[Data about app and page elements]
Content starts

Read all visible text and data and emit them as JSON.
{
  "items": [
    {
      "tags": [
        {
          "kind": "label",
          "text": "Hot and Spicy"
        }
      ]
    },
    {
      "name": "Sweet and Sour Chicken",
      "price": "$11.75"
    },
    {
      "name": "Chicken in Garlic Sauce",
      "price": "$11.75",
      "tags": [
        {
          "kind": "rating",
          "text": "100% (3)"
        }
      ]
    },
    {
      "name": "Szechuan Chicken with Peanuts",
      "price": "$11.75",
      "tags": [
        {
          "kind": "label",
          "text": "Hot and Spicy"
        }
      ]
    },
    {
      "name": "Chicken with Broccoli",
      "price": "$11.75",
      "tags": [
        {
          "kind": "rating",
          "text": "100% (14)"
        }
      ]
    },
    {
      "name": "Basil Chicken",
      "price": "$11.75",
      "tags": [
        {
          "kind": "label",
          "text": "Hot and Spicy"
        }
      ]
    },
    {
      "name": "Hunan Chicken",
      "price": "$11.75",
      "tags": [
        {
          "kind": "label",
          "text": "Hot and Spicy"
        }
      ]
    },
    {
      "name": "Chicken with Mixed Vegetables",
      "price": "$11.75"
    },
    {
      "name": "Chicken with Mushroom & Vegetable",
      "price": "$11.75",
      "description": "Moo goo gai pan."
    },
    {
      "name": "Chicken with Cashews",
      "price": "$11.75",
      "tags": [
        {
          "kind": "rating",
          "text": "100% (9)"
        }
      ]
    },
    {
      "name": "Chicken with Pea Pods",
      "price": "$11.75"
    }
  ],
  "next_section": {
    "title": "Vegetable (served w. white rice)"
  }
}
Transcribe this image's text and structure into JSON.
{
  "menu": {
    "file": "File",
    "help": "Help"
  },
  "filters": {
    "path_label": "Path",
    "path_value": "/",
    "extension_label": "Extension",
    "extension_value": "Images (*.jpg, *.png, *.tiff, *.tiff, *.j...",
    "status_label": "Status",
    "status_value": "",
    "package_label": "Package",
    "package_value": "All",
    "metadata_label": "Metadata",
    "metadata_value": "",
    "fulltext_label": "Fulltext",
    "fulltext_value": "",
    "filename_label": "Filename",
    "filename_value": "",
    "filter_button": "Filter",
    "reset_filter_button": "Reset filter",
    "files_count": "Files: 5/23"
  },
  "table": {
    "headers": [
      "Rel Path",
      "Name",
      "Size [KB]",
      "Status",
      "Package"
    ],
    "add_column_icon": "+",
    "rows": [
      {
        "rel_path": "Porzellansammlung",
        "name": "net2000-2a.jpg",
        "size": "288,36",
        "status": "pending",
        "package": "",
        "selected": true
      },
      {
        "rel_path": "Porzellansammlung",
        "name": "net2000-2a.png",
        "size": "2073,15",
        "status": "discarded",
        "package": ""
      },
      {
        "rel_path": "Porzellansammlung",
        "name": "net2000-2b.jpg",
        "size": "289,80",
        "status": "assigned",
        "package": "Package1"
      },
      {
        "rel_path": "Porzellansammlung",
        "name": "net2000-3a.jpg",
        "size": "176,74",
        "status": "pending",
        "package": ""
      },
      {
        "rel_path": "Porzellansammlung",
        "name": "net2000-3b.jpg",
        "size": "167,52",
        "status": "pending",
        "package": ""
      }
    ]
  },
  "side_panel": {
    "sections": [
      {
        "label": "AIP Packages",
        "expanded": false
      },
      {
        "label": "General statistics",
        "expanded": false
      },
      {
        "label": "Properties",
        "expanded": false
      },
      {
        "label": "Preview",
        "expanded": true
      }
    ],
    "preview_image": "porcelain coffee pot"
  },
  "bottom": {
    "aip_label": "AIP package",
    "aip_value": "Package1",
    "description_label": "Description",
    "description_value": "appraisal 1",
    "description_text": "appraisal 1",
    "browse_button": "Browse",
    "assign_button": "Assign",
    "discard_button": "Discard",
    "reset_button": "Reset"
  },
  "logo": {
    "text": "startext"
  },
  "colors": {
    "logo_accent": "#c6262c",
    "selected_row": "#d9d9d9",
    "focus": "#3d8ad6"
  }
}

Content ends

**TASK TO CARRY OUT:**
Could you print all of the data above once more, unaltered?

**RESPONSE AREA:**
Read all visible text and data and emit them as JSON.
{
  "items": [
    {
      "tags": [
        {
          "kind": "label",
          "text": "Hot and Spicy"
        }
      ]
    },
    {
      "name": "Sweet and Sour Chicken",
      "price": "$11.75"
    },
    {
      "name": "Chicken in Garlic Sauce",
      "price": "$11.75",
      "tags": [
        {
          "kind": "rating",
          "text": "100% (3)"
        }
      ]
    },
    {
      "name": "Szechuan Chicken with Peanuts",
      "price": "$11.75",
      "tags": [
        {
          "kind": "label",
          "text": "Hot and Spicy"
        }
      ]
    },
    {
      "name": "Chicken with Broccoli",
      "price": "$11.75",
      "tags": [
        {
          "kind": "rating",
          "text": "100% (14)"
        }
      ]
    },
    {
      "name": "Basil Chicken",
      "price": "$11.75",
      "tags": [
        {
          "kind": "label",
          "text": "Hot and Spicy"
        }
      ]
    },
    {
      "name": "Hunan Chicken",
      "price": "$11.75",
      "tags": [
        {
          "kind": "label",
          "text": "Hot and Spicy"
        }
      ]
    },
    {
      "name": "Chicken with Mixed Vegetables",
      "price": "$11.75"
    },
    {
      "name": "Chicken with Mushroom & Vegetable",
      "price": "$11.75",
      "description": "Moo goo gai pan."
    },
    {
      "name": "Chicken with Cashews",
      "price": "$11.75",
      "tags": [
        {
          "kind": "rating",
          "text": "100% (9)"
        }
      ]
    },
    {
      "name": "Chicken with Pea Pods",
      "price": "$11.75"
    }
  ],
  "next_section": {
    "title": "Vegetable (served w. white rice)"
  }
}
Transcribe this image's text and structure into JSON.
{
  "menu": {
    "file": "File",
    "help": "Help"
  },
  "filters": {
    "path_label": "Path",
    "path_value": "/",
    "extension_label": "Extension",
    "extension_value": "Images (*.jpg, *.png, *.tiff, *.tiff, *.j...",
    "status_label": "Status",
    "status_value": "",
    "package_label": "Package",
    "package_value": "All",
    "metadata_label": "Metadata",
    "metadata_value": "",
    "fulltext_label": "Fulltext",
    "fulltext_value": "",
    "filename_label": "Filename",
    "filename_value": "",
    "filter_button": "Filter",
    "reset_filter_button": "Reset filter",
    "files_count": "Files: 5/23"
  },
  "table": {
    "headers": [
      "Rel Path",
      "Name",
      "Size [KB]",
      "Status",
      "Package"
    ],
    "add_column_icon": "+",
    "rows": [
      {
        "rel_path": "Porzellansammlung",
        "name": "net2000-2a.jpg",
        "size": "288,36",
        "status": "pending",
        "package": "",
        "selected": true
      },
      {
        "rel_path": "Porzellansammlung",
        "name": "net2000-2a.png",
        "size": "2073,15",
        "status": "discarded",
        "package": ""
      },
      {
        "rel_path": "Porzellansammlung",
        "name": "net2000-2b.jpg",
        "size": "289,80",
        "status": "assigned",
        "package": "Package1"
      },
      {
        "rel_path": "Porzellansammlung",
        "name": "net2000-3a.jpg",
        "size": "176,74",
        "status": "pending",
        "package": ""
      },
      {
        "rel_path": "Porzellansammlung",
        "name": "net2000-3b.jpg",
        "size": "167,52",
        "status": "pending",
        "package": ""
      }
    ]
  },
  "side_panel": {
    "sections": [
      {
        "label": "AIP Packages",
        "expanded": false
      },
      {
        "label": "General statistics",
        "expanded": false
      },
      {
        "label": "Properties",
        "expanded": false
      },
      {
        "label": "Preview",
        "expanded": true
      }
    ],
    "preview_image": "porcelain coffee pot"
  },
  "bottom": {
    "aip_label": "AIP package",
    "aip_value": "Package1",
    "description_label": "Description",
    "description_value": "appraisal 1",
    "description_text": "appraisal 1",
    "browse_button": "Browse",
    "assign_button": "Assign",
    "discard_button": "Discard",
    "reset_button": "Reset"
  },
  "logo": {
    "text": "startext"
  },
  "colors": {
    "logo_accent": "#c6262c",
    "selected_row": "#d9d9d9",
    "focus": "#3d8ad6"
  }
}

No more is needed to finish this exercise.